Work instructions:
Set down the records below in full, exactly as they read.

*** Material for the task ***

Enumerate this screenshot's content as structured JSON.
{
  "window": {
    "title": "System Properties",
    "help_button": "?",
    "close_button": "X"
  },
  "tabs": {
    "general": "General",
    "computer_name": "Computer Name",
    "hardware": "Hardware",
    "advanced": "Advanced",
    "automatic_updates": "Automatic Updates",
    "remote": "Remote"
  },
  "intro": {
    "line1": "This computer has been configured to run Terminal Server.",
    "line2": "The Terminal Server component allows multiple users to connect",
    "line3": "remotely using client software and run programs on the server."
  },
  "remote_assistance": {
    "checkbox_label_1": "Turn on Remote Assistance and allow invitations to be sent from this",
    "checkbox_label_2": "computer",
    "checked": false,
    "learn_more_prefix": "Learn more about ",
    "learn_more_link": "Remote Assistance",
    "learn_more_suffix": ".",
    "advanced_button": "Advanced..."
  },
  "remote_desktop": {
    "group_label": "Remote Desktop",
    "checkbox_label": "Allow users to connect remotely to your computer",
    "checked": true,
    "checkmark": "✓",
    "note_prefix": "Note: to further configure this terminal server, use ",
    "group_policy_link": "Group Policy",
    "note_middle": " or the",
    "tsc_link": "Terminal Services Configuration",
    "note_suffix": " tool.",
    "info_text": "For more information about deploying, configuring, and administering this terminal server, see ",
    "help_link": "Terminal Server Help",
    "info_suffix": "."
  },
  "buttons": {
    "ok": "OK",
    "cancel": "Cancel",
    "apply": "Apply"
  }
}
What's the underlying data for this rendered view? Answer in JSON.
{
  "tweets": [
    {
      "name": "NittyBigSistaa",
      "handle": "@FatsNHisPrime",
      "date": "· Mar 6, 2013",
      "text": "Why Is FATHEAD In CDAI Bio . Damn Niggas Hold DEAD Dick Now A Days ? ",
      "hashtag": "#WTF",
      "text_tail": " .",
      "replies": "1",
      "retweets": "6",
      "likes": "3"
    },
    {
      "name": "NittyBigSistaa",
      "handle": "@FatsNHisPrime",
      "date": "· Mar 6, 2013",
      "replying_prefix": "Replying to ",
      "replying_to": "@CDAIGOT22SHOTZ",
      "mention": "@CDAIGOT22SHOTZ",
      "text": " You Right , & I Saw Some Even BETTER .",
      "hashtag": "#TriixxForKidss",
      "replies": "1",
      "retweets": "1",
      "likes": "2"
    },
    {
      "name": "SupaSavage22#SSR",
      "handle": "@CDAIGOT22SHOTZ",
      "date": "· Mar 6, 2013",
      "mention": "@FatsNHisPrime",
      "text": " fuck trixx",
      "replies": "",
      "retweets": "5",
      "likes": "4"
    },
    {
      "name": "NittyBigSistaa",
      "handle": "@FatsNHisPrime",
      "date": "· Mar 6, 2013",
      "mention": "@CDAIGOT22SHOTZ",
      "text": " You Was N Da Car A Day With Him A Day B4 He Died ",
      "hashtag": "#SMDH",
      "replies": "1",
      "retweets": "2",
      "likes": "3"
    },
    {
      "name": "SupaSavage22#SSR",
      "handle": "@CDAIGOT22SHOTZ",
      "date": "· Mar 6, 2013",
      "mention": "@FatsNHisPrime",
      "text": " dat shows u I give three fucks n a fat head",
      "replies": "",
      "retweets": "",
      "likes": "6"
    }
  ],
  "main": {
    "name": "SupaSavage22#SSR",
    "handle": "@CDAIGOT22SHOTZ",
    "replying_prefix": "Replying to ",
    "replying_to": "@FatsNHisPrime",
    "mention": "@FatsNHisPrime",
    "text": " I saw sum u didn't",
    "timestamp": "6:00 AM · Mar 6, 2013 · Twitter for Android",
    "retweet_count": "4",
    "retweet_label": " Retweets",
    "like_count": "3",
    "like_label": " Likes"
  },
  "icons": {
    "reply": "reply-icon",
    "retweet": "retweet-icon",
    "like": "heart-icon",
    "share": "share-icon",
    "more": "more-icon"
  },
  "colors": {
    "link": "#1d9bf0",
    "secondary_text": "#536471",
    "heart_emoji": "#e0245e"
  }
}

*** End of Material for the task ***

Solution to the exercise:
Enumerate this screenshot's content as structured JSON.
{
  "window": {
    "title": "System Properties",
    "help_button": "?",
    "close_button": "X"
  },
  "tabs": {
    "general": "General",
    "computer_name": "Computer Name",
    "hardware": "Hardware",
    "advanced": "Advanced",
    "automatic_updates": "Automatic Updates",
    "remote": "Remote"
  },
  "intro": {
    "line1": "This computer has been configured to run Terminal Server.",
    "line2": "The Terminal Server component allows multiple users to connect",
    "line3": "remotely using client software and run programs on the server."
  },
  "remote_assistance": {
    "checkbox_label_1": "Turn on Remote Assistance and allow invitations to be sent from this",
    "checkbox_label_2": "computer",
    "checked": false,
    "learn_more_prefix": "Learn more about ",
    "learn_more_link": "Remote Assistance",
    "learn_more_suffix": ".",
    "advanced_button": "Advanced..."
  },
  "remote_desktop": {
    "group_label": "Remote Desktop",
    "checkbox_label": "Allow users to connect remotely to your computer",
    "checked": true,
    "checkmark": "✓",
    "note_prefix": "Note: to further configure this terminal server, use ",
    "group_policy_link": "Group Policy",
    "note_middle": " or the",
    "tsc_link": "Terminal Services Configuration",
    "note_suffix": " tool.",
    "info_text": "For more information about deploying, configuring, and administering this terminal server, see ",
    "help_link": "Terminal Server Help",
    "info_suffix": "."
  },
  "buttons": {
    "ok": "OK",
    "cancel": "Cancel",
    "apply": "Apply"
  }
}
What's the underlying data for this rendered view? Answer in JSON.
{
  "tweets": [
    {
      "name": "NittyBigSistaa",
      "handle": "@FatsNHisPrime",
      "date": "· Mar 6, 2013",
      "text": "Why Is FATHEAD In CDAI Bio . Damn Niggas Hold DEAD Dick Now A Days ? ",
      "hashtag": "#WTF",
      "text_tail": " .",
      "replies": "1",
      "retweets": "6",
      "likes": "3"
    },
    {
      "name": "NittyBigSistaa",
      "handle": "@FatsNHisPrime",
      "date": "· Mar 6, 2013",
      "replying_prefix": "Replying to ",
      "replying_to": "@CDAIGOT22SHOTZ",
      "mention": "@CDAIGOT22SHOTZ",
      "text": " You Right , & I Saw Some Even BETTER .",
      "hashtag": "#TriixxForKidss",
      "replies": "1",
      "retweets": "1",
      "likes": "2"
    },
    {
      "name": "SupaSavage22#SSR",
      "handle": "@CDAIGOT22SHOTZ",
      "date": "· Mar 6, 2013",
      "mention": "@FatsNHisPrime",
      "text": " fuck trixx",
      "replies": "",
      "retweets": "5",
      "likes": "4"
    },
    {
      "name": "NittyBigSistaa",
      "handle": "@FatsNHisPrime",
      "date": "· Mar 6, 2013",
      "mention": "@CDAIGOT22SHOTZ",
      "text": " You Was N Da Car A Day With Him A Day B4 He Died ",
      "hashtag": "#SMDH",
      "replies": "1",
      "retweets": "2",
      "likes": "3"
    },
    {
      "name": "SupaSavage22#SSR",
      "handle": "@CDAIGOT22SHOTZ",
      "date": "· Mar 6, 2013",
      "mention": "@FatsNHisPrime",
      "text": " dat shows u I give three fucks n a fat head",
      "replies": "",
      "retweets": "",
      "likes": "6"
    }
  ],
  "main": {
    "name": "SupaSavage22#SSR",
    "handle": "@CDAIGOT22SHOTZ",
    "replying_prefix": "Replying to ",
    "replying_to": "@FatsNHisPrime",
    "mention": "@FatsNHisPrime",
    "text": " I saw sum u didn't",
    "timestamp": "6:00 AM · Mar 6, 2013 · Twitter for Android",
    "retweet_count": "4",
    "retweet_label": " Retweets",
    "like_count": "3",
    "like_label": " Likes"
  },
  "icons": {
    "reply": "reply-icon",
    "retweet": "retweet-icon",
    "like": "heart-icon",
    "share": "share-icon",
    "more": "more-icon"
  },
  "colors": {
    "link": "#1d9bf0",
    "secondary_text": "#536471",
    "heart_emoji": "#e0245e"
  }
}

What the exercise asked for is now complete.